#### GIVEN RECORDS ####

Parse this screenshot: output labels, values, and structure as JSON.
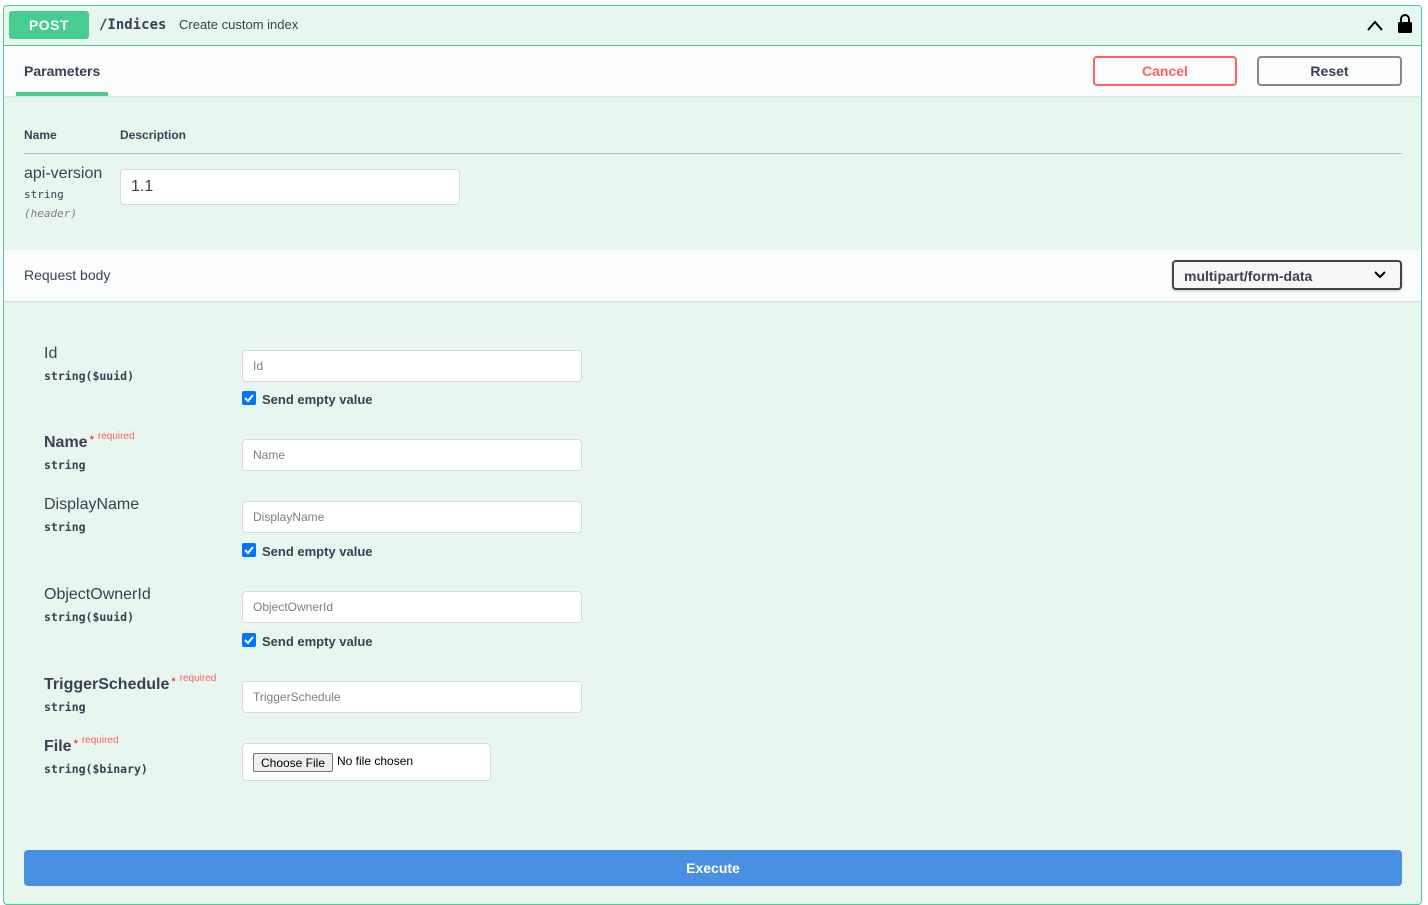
{
  "summary": {
    "method": "POST",
    "path": "/Indices",
    "description": "Create custom index"
  },
  "section": {
    "tab_label": "Parameters",
    "cancel_label": "Cancel",
    "reset_label": "Reset"
  },
  "params_table": {
    "col_name": "Name",
    "col_description": "Description",
    "rows": [
      {
        "name": "api-version",
        "type": "string",
        "in": "(header)",
        "value": "1.1"
      }
    ]
  },
  "request_body": {
    "title": "Request body",
    "content_type": "multipart/form-data",
    "fields": [
      {
        "name": "Id",
        "type": "string($uuid)",
        "placeholder": "Id",
        "send_empty_label": "Send empty value",
        "send_empty_checked": true
      },
      {
        "name": "Name",
        "type": "string",
        "placeholder": "Name",
        "required_mark": "*",
        "required_label": "required"
      },
      {
        "name": "DisplayName",
        "type": "string",
        "placeholder": "DisplayName",
        "send_empty_label": "Send empty value",
        "send_empty_checked": true
      },
      {
        "name": "ObjectOwnerId",
        "type": "string($uuid)",
        "placeholder": "ObjectOwnerId",
        "send_empty_label": "Send empty value",
        "send_empty_checked": true
      },
      {
        "name": "TriggerSchedule",
        "type": "string",
        "placeholder": "TriggerSchedule",
        "required_mark": "*",
        "required_label": "required"
      },
      {
        "name": "File",
        "type": "string($binary)",
        "required_mark": "*",
        "required_label": "required",
        "file_button": "Choose File",
        "file_status": "No file chosen"
      }
    ]
  },
  "execute_label": "Execute",
  "colors": {
    "post_green": "#49cc90",
    "block_bg": "#e8f6f0",
    "cancel_red": "#ff6060",
    "execute_blue": "#4990e2"
  },
  "icons": [
    "chevron-up-icon",
    "lock-icon",
    "chevron-down-icon",
    "checkbox-check-icon"
  ]
}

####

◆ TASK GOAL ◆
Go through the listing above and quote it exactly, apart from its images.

◆ EXPECTED ANSWER ◆
Parse this screenshot: output labels, values, and structure as JSON.
{
  "summary": {
    "method": "POST",
    "path": "/Indices",
    "description": "Create custom index"
  },
  "section": {
    "tab_label": "Parameters",
    "cancel_label": "Cancel",
    "reset_label": "Reset"
  },
  "params_table": {
    "col_name": "Name",
    "col_description": "Description",
    "rows": [
      {
        "name": "api-version",
        "type": "string",
        "in": "(header)",
        "value": "1.1"
      }
    ]
  },
  "request_body": {
    "title": "Request body",
    "content_type": "multipart/form-data",
    "fields": [
      {
        "name": "Id",
        "type": "string($uuid)",
        "placeholder": "Id",
        "send_empty_label": "Send empty value",
        "send_empty_checked": true
      },
      {
        "name": "Name",
        "type": "string",
        "placeholder": "Name",
        "required_mark": "*",
        "required_label": "required"
      },
      {
        "name": "DisplayName",
        "type": "string",
        "placeholder": "DisplayName",
        "send_empty_label": "Send empty value",
        "send_empty_checked": true
      },
      {
        "name": "ObjectOwnerId",
        "type": "string($uuid)",
        "placeholder": "ObjectOwnerId",
        "send_empty_label": "Send empty value",
        "send_empty_checked": true
      },
      {
        "name": "TriggerSchedule",
        "type": "string",
        "placeholder": "TriggerSchedule",
        "required_mark": "*",
        "required_label": "required"
      },
      {
        "name": "File",
        "type": "string($binary)",
        "required_mark": "*",
        "required_label": "required",
        "file_button": "Choose File",
        "file_status": "No file chosen"
      }
    ]
  },
  "execute_label": "Execute",
  "colors": {
    "post_green": "#49cc90",
    "block_bg": "#e8f6f0",
    "cancel_red": "#ff6060",
    "execute_blue": "#4990e2"
  },
  "icons": [
    "chevron-up-icon",
    "lock-icon",
    "chevron-down-icon",
    "checkbox-check-icon"
  ]
}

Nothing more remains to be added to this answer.